Translation by Jan Novák, directed by Robert Lyons, produced by Soho Think Tank at the Ohio Theater.
The final Vanek play. Another writer named Stanek appeals to Vanek to help start a petition protesting the arrest of Stanek’s daughter’s fiancé. But when Stanek discovers the petition has already been started, he has to decide whether to sign it himself.
Translated by James Saunders, based on a literal translation by Marie Winn, directed by Grant Neale, produced by Nomad Theatrical Company at the Ohio Theater.
The government has declared that a beautiful old castle should be redeveloped to be something more socially constructive. Protestors and petitioners are jailed and the architects carry hoping that there are people left who are idealistic enough to care.
Translated by Marie Winn, directed by Ian W. Hill, produced by GeminiCollisionWorks at the Brick Theater.
Dr. Foustka, a respected scientist, tries to contact the devil, despite strict government regulations to the contrary. He is contacted by Fistula, who claims to be able to fulfill Faustka’s every desire.
Presented as a staged reading, translated by Barbara Day. At Makor.

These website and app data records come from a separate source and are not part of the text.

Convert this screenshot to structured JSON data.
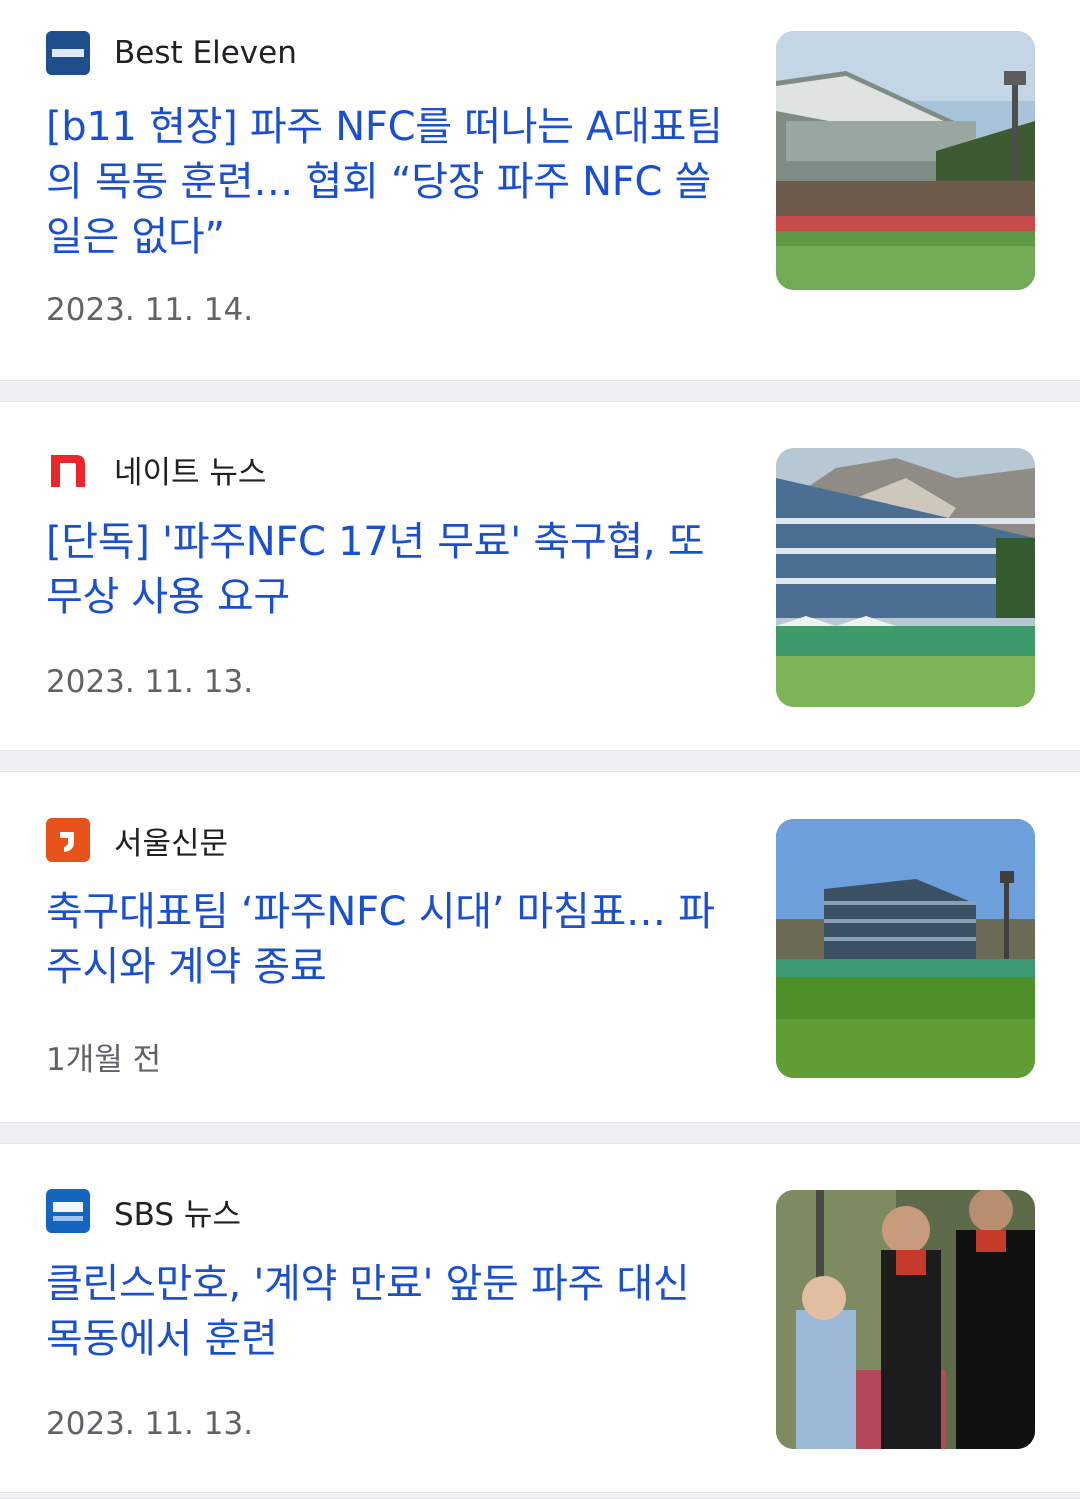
{
  "articles": [
    {
      "source": "Best Eleven",
      "logo_icon": "best-eleven-logo",
      "logo_color": "#1f4e8c",
      "headline": "[b11 현장] 파주 NFC를 떠나는 A대표팀의 목동 훈련… 협회 “당장 파주 NFC 쓸 일은 없다”",
      "date": "2023. 11. 14.",
      "thumbnail": "stadium-stands-photo"
    },
    {
      "source": "네이트 뉴스",
      "logo_icon": "nate-logo",
      "logo_color": "#e8262b",
      "headline": "[단독] '파주NFC 17년 무료' 축구협, 또 무상 사용 요구",
      "date": "2023. 11. 13.",
      "thumbnail": "training-center-building-photo"
    },
    {
      "source": "서울신문",
      "logo_icon": "seoul-shinmun-logo",
      "logo_color": "#e8531c",
      "headline": "축구대표팀 ‘파주NFC 시대’ 마침표… 파주시와 계약 종료",
      "date": "1개월 전",
      "thumbnail": "training-ground-photo"
    },
    {
      "source": "SBS 뉴스",
      "logo_icon": "sbs-news-logo",
      "logo_color": "#1565c0",
      "headline": "클린스만호, '계약 만료' 앞둔 파주 대신 목동에서 훈련",
      "date": "2023. 11. 13.",
      "thumbnail": "team-training-photo"
    }
  ]
}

Havel’s only history play, it recounts the events of 1918 Czechoslovakia, when, after 300 years under the Habsburg Empire, the state finally broke free and established its own democratic republic. In retelling that story, Havel was hoping to (and did) foreshadow a more modern Czechoslovakian revolution.
Translated by Jan Novák, directed by Randy White at the Ohio Theater.

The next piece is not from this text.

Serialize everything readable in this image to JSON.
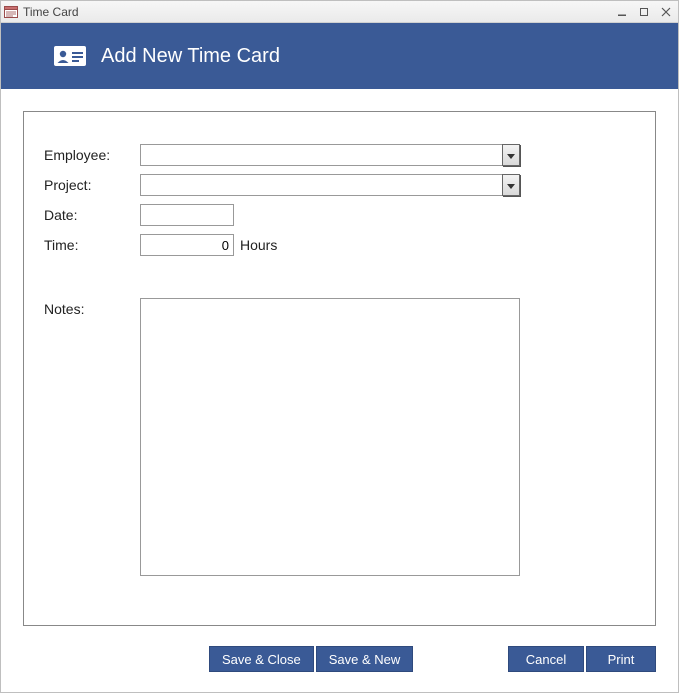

Another Vanek play. In this one the writer is invited to the home of married friends who desperately want to show him how incredibly happy and fulfilled they both are.

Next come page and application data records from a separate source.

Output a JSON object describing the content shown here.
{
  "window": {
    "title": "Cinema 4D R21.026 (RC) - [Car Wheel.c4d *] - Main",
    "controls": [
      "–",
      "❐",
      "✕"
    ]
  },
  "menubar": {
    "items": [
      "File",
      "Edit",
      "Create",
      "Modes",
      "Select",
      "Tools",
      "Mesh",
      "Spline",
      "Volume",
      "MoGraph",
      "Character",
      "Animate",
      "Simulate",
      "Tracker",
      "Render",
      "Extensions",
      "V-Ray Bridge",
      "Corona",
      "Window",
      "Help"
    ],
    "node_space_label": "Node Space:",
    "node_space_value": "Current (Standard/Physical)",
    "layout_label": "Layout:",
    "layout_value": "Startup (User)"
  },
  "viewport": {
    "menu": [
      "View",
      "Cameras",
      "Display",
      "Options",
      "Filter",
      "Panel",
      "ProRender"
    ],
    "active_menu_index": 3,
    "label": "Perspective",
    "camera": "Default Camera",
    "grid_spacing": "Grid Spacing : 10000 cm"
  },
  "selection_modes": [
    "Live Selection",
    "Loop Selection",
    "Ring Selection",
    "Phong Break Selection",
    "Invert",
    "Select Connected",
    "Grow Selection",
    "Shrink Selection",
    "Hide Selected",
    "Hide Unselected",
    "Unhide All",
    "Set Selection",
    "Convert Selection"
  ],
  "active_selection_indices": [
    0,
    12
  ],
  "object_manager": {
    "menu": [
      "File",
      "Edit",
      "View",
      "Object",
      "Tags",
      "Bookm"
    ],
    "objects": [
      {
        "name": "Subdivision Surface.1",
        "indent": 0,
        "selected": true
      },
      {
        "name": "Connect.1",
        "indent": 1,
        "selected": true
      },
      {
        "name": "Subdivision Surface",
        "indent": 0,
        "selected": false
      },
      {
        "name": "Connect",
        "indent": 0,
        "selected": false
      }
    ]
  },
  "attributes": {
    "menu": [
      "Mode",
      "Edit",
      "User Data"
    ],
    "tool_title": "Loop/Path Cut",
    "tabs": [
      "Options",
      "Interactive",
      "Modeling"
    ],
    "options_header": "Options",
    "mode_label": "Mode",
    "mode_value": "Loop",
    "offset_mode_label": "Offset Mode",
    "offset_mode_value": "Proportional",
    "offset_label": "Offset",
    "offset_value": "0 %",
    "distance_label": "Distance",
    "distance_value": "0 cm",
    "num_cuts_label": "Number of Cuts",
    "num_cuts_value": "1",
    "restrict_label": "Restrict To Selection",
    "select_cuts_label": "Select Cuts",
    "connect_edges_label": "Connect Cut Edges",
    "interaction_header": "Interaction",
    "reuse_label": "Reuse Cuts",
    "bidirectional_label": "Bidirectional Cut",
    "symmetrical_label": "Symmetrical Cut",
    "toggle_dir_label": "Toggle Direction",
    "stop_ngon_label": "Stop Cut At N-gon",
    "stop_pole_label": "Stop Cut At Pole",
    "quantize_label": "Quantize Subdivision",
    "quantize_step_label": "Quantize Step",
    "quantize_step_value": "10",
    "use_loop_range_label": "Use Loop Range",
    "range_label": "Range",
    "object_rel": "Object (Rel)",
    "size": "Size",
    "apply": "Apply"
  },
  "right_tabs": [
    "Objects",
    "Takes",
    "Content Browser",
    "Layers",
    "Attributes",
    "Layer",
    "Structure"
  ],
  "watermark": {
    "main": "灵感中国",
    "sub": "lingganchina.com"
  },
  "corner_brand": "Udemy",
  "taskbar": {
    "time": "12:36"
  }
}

Untitled Theater Company #61 is the theater company to watch when you're looking for unique festivals. Earlier this year they produced NEUROfest, a festival of over 20 plays, seminars and readings about neurological conditions. They produced the Ionesco Festival in 2001, during which they managed to mount every single Eugene Ionesco play. Last year they were met with equal acclaim for their 24/7 Festival where plays were written, rehearsed and performed in a day, every day for a week. Other works, all directed by Edward Einhorn are Fairy Tales of the Absurd, Lysistrata, Rhinoceros, The Dance, Sweeney Agonistes, The Bald Soprano, Eddie Goes to Poetry City, My Head Was a Sledgehammer and Brimstone & Treacle.
Vaclav Havel is a playwright, a political dissenter, and the former president of the Czech Republic. Deemed “subversive,” his writings (and his name) were banned by the Communists in the 1970s. He became the leader of the revolution that drove them from power, and ultimately, in 1993, president of the newly independent Czech Republic.
Václav Havel’s first published play was “The Garden Party” (1963), which was characteristic of the humanist literary movement then on the rise in Prague. His early political engagement culminated in the historic Prague Spring of 1968. Following its suppression by the invading armies of the Warsaw Pact, Havel protested the repressive effects of the communist “normalization.” In 1975, he wrote an open letter to President Husák, in which he warned of growing dissent in Czechoslovak society. In January 1977, Charter 77, a manifesto protesting the communist government and its oppressive dictates, was issued. Havel was one of the founders of this initiative. In April 1979, he became a co-founder of the Committee for the Defense of the Unjustly Prosecuted. He was imprisoned three times for “subversion,” and spent nearly five years behind bars. A passionate supporter of nonviolent resistancehis own forms of expression remain plays, letters, and essaysHavel became a leading figure in the Velvet Revolution. On December 29, 1989, as leader of the Civic Forum, he was unanimously voted president of the Federal Assembly. In the free elections of 1990, he was again voted in. With the formation of Czech Republic, he ran for president, and on January 26, 1993, he won. He left office after his second term ended on February 2, 2003.